- **TASK REQUIREMENTS**
Your reply should reproduce each line below exactly and carry none of the pictures.

- **THE INPUT**
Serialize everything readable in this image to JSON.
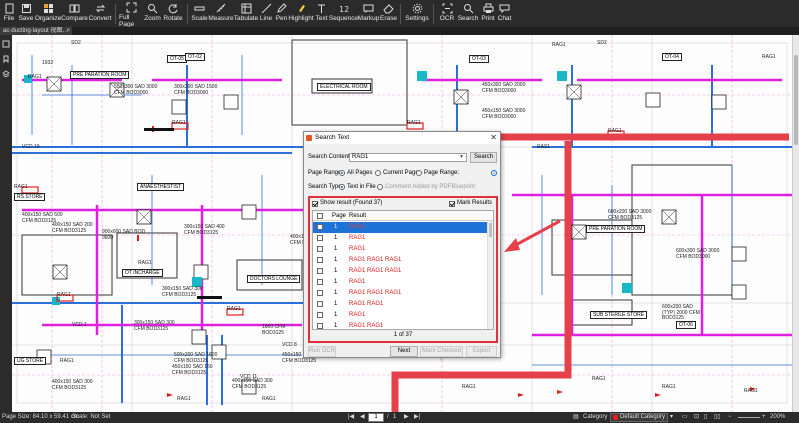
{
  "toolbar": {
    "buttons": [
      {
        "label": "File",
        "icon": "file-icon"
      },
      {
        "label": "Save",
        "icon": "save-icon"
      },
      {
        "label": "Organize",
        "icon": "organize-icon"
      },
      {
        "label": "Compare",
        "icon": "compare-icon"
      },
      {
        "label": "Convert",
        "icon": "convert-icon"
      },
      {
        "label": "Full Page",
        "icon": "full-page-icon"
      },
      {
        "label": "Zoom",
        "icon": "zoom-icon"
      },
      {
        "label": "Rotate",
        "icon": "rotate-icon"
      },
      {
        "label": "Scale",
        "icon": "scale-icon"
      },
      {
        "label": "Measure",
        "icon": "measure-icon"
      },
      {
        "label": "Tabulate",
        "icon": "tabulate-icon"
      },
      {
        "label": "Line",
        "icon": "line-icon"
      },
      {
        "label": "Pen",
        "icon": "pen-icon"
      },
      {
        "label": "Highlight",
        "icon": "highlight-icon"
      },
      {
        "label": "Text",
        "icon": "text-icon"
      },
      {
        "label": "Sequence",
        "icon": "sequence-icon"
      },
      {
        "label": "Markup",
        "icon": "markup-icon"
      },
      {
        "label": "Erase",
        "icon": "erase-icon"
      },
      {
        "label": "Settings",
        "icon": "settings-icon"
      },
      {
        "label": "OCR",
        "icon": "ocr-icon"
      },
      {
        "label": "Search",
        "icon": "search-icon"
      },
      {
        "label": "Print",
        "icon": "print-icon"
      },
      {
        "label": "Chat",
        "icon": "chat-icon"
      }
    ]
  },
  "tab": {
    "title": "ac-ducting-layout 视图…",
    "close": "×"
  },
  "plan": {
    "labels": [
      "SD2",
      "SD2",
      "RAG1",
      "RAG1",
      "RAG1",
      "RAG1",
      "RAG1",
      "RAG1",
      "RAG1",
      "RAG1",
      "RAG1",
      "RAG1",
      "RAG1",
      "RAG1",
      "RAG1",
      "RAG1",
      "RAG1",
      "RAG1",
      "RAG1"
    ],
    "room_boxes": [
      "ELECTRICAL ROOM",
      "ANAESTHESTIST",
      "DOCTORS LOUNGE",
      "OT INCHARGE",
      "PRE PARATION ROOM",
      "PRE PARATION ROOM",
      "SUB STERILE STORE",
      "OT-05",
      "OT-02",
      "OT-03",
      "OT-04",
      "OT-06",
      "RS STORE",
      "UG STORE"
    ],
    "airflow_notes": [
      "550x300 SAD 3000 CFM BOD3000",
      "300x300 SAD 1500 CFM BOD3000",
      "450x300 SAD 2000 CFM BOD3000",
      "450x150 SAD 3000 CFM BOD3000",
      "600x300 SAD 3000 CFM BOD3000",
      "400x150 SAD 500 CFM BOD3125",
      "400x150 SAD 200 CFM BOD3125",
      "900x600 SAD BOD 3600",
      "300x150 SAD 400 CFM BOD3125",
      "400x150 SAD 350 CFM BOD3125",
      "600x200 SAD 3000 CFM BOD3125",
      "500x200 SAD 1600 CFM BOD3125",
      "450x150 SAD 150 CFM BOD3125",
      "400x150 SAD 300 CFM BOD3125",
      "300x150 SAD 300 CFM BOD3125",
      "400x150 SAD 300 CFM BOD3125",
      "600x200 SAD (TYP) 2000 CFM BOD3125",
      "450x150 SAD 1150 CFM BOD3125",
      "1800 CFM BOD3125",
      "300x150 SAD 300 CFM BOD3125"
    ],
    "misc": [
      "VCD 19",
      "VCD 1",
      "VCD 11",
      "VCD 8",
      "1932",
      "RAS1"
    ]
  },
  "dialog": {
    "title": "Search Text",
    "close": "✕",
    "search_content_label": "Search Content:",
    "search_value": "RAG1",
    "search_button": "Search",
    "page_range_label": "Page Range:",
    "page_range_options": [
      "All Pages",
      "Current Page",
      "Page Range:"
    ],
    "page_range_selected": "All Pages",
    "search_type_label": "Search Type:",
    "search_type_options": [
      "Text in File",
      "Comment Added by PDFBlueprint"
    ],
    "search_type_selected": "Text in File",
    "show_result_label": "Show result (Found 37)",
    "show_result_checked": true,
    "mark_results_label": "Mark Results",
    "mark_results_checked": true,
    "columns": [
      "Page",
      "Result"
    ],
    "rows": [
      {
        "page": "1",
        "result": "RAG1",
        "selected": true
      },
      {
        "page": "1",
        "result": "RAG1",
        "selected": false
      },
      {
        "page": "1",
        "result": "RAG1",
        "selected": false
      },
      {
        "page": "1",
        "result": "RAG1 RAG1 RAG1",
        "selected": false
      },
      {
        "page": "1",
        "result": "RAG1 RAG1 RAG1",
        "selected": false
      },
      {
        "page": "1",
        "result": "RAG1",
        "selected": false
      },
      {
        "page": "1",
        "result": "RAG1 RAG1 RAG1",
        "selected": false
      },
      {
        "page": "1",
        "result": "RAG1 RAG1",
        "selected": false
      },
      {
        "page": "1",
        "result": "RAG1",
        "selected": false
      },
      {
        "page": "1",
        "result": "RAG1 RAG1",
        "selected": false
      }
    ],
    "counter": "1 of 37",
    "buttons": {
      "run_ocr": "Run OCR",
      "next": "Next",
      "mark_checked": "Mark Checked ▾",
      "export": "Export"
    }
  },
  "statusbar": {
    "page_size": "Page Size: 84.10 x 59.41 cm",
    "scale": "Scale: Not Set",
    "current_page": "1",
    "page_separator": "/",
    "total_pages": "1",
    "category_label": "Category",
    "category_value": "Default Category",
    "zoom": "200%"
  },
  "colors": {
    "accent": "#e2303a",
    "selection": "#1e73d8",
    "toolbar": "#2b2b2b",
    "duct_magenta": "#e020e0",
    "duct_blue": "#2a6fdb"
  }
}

- **SOLUTION TO THIS TASK**
Serialize everything readable in this image to JSON.
{
  "toolbar": {
    "buttons": [
      {
        "label": "File",
        "icon": "file-icon"
      },
      {
        "label": "Save",
        "icon": "save-icon"
      },
      {
        "label": "Organize",
        "icon": "organize-icon"
      },
      {
        "label": "Compare",
        "icon": "compare-icon"
      },
      {
        "label": "Convert",
        "icon": "convert-icon"
      },
      {
        "label": "Full Page",
        "icon": "full-page-icon"
      },
      {
        "label": "Zoom",
        "icon": "zoom-icon"
      },
      {
        "label": "Rotate",
        "icon": "rotate-icon"
      },
      {
        "label": "Scale",
        "icon": "scale-icon"
      },
      {
        "label": "Measure",
        "icon": "measure-icon"
      },
      {
        "label": "Tabulate",
        "icon": "tabulate-icon"
      },
      {
        "label": "Line",
        "icon": "line-icon"
      },
      {
        "label": "Pen",
        "icon": "pen-icon"
      },
      {
        "label": "Highlight",
        "icon": "highlight-icon"
      },
      {
        "label": "Text",
        "icon": "text-icon"
      },
      {
        "label": "Sequence",
        "icon": "sequence-icon"
      },
      {
        "label": "Markup",
        "icon": "markup-icon"
      },
      {
        "label": "Erase",
        "icon": "erase-icon"
      },
      {
        "label": "Settings",
        "icon": "settings-icon"
      },
      {
        "label": "OCR",
        "icon": "ocr-icon"
      },
      {
        "label": "Search",
        "icon": "search-icon"
      },
      {
        "label": "Print",
        "icon": "print-icon"
      },
      {
        "label": "Chat",
        "icon": "chat-icon"
      }
    ]
  },
  "tab": {
    "title": "ac-ducting-layout 视图…",
    "close": "×"
  },
  "plan": {
    "labels": [
      "SD2",
      "SD2",
      "RAG1",
      "RAG1",
      "RAG1",
      "RAG1",
      "RAG1",
      "RAG1",
      "RAG1",
      "RAG1",
      "RAG1",
      "RAG1",
      "RAG1",
      "RAG1",
      "RAG1",
      "RAG1",
      "RAG1",
      "RAG1",
      "RAG1"
    ],
    "room_boxes": [
      "ELECTRICAL ROOM",
      "ANAESTHESTIST",
      "DOCTORS LOUNGE",
      "OT INCHARGE",
      "PRE PARATION ROOM",
      "PRE PARATION ROOM",
      "SUB STERILE STORE",
      "OT-05",
      "OT-02",
      "OT-03",
      "OT-04",
      "OT-06",
      "RS STORE",
      "UG STORE"
    ],
    "airflow_notes": [
      "550x300 SAD 3000 CFM BOD3000",
      "300x300 SAD 1500 CFM BOD3000",
      "450x300 SAD 2000 CFM BOD3000",
      "450x150 SAD 3000 CFM BOD3000",
      "600x300 SAD 3000 CFM BOD3000",
      "400x150 SAD 500 CFM BOD3125",
      "400x150 SAD 200 CFM BOD3125",
      "900x600 SAD BOD 3600",
      "300x150 SAD 400 CFM BOD3125",
      "400x150 SAD 350 CFM BOD3125",
      "600x200 SAD 3000 CFM BOD3125",
      "500x200 SAD 1600 CFM BOD3125",
      "450x150 SAD 150 CFM BOD3125",
      "400x150 SAD 300 CFM BOD3125",
      "300x150 SAD 300 CFM BOD3125",
      "400x150 SAD 300 CFM BOD3125",
      "600x200 SAD (TYP) 2000 CFM BOD3125",
      "450x150 SAD 1150 CFM BOD3125",
      "1800 CFM BOD3125",
      "300x150 SAD 300 CFM BOD3125"
    ],
    "misc": [
      "VCD 19",
      "VCD 1",
      "VCD 11",
      "VCD 8",
      "1932",
      "RAS1"
    ]
  },
  "dialog": {
    "title": "Search Text",
    "close": "✕",
    "search_content_label": "Search Content:",
    "search_value": "RAG1",
    "search_button": "Search",
    "page_range_label": "Page Range:",
    "page_range_options": [
      "All Pages",
      "Current Page",
      "Page Range:"
    ],
    "page_range_selected": "All Pages",
    "search_type_label": "Search Type:",
    "search_type_options": [
      "Text in File",
      "Comment Added by PDFBlueprint"
    ],
    "search_type_selected": "Text in File",
    "show_result_label": "Show result (Found 37)",
    "show_result_checked": true,
    "mark_results_label": "Mark Results",
    "mark_results_checked": true,
    "columns": [
      "Page",
      "Result"
    ],
    "rows": [
      {
        "page": "1",
        "result": "RAG1",
        "selected": true
      },
      {
        "page": "1",
        "result": "RAG1",
        "selected": false
      },
      {
        "page": "1",
        "result": "RAG1",
        "selected": false
      },
      {
        "page": "1",
        "result": "RAG1 RAG1 RAG1",
        "selected": false
      },
      {
        "page": "1",
        "result": "RAG1 RAG1 RAG1",
        "selected": false
      },
      {
        "page": "1",
        "result": "RAG1",
        "selected": false
      },
      {
        "page": "1",
        "result": "RAG1 RAG1 RAG1",
        "selected": false
      },
      {
        "page": "1",
        "result": "RAG1 RAG1",
        "selected": false
      },
      {
        "page": "1",
        "result": "RAG1",
        "selected": false
      },
      {
        "page": "1",
        "result": "RAG1 RAG1",
        "selected": false
      }
    ],
    "counter": "1 of 37",
    "buttons": {
      "run_ocr": "Run OCR",
      "next": "Next",
      "mark_checked": "Mark Checked ▾",
      "export": "Export"
    }
  },
  "statusbar": {
    "page_size": "Page Size: 84.10 x 59.41 cm",
    "scale": "Scale: Not Set",
    "current_page": "1",
    "page_separator": "/",
    "total_pages": "1",
    "category_label": "Category",
    "category_value": "Default Category",
    "zoom": "200%"
  },
  "colors": {
    "accent": "#e2303a",
    "selection": "#1e73d8",
    "toolbar": "#2b2b2b",
    "duct_magenta": "#e020e0",
    "duct_blue": "#2a6fdb"
  }
}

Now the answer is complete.